The Stress in America survey shows that 31% of teens report feeling overwhelmed and 30% feel depressed or sad as a result of stress. The time to talk about stress and how to manage it is now.
 Reivich, K. and Shatte, A. (2002). The Resilience Factor: 7 Keys to Finding Your Inner Strength and Overcoming Life’s Hurdles. New York: Broadway Books. Note: I have developed a worksheet that you can use for this skill. If you would like a copy, please email me at firstname.lastname@example.org.
 McGonigal, K. (2012). The Willpower Instinct: How Self-Control Works, Why It Matters, and What You Can Do to Get More of It. New York: The Penguin Group.
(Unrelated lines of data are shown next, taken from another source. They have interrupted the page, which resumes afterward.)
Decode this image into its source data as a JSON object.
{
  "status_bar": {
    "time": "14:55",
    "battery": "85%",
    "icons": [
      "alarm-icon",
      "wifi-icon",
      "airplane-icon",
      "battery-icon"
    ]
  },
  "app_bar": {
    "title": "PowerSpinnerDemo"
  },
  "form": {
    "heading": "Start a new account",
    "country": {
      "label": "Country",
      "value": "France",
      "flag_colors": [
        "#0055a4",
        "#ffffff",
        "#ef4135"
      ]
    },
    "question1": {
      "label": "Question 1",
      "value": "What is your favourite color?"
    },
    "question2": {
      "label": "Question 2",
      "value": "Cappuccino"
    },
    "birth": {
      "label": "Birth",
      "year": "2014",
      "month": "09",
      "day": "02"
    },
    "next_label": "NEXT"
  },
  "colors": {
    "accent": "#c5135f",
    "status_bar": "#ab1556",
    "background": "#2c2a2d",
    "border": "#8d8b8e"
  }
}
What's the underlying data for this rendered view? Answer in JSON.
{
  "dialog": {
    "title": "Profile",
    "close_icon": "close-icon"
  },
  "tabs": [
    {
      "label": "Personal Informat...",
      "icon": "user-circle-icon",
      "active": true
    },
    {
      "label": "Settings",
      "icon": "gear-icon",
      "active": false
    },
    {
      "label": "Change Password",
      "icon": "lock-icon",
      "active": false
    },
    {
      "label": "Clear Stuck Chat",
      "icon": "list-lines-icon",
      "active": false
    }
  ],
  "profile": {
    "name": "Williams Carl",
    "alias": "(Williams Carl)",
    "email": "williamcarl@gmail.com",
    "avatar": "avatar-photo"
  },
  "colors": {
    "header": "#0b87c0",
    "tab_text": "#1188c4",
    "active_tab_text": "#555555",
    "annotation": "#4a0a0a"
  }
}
 Id. at 40
 Seligman, M.E.P., Steen, T.A., Park, N., & Peterson, C. (2005). Positive psychology in progress: Empirical validation of interventions. American Psychologist, 60, 410-421.
 McGee, P. (2010). Humor: The Lighter Path to Resilience and Health. Bloomington, IN: Author-House.
 Cohen, M.A. et al. (2009). Happiness Unpacked: Positive Emotions Increase Life Satisfaction by Building Resilience, 9, 361-368.
 Danner, D.D., Snowden, D., & Friesen, W.V. (2001). Positve emotions in early life and longevity: Findings from the nun study. Journal of Personality and Social Psychology, 80, 804-813.
 I developed the CARE acronym with my colleague, Lorrie Peniston. It is based on a model of assertive communication created by Sharon Anthony Bower and Gordon H. Bower and is more fully explained in their book, Asserting Yourself: A Practical Guide for Positive Change (New York, NY: De Capo Press 2004). See also Cameron, K. (2008). Positive Leadership: Strategies for Extraordinary Performance. San Francisco, CA: Berrett-Koehler Publishers, Inc.
 The ideas in this paragraph were taken from a training activity adapted from material by Dr. Karen Reivich.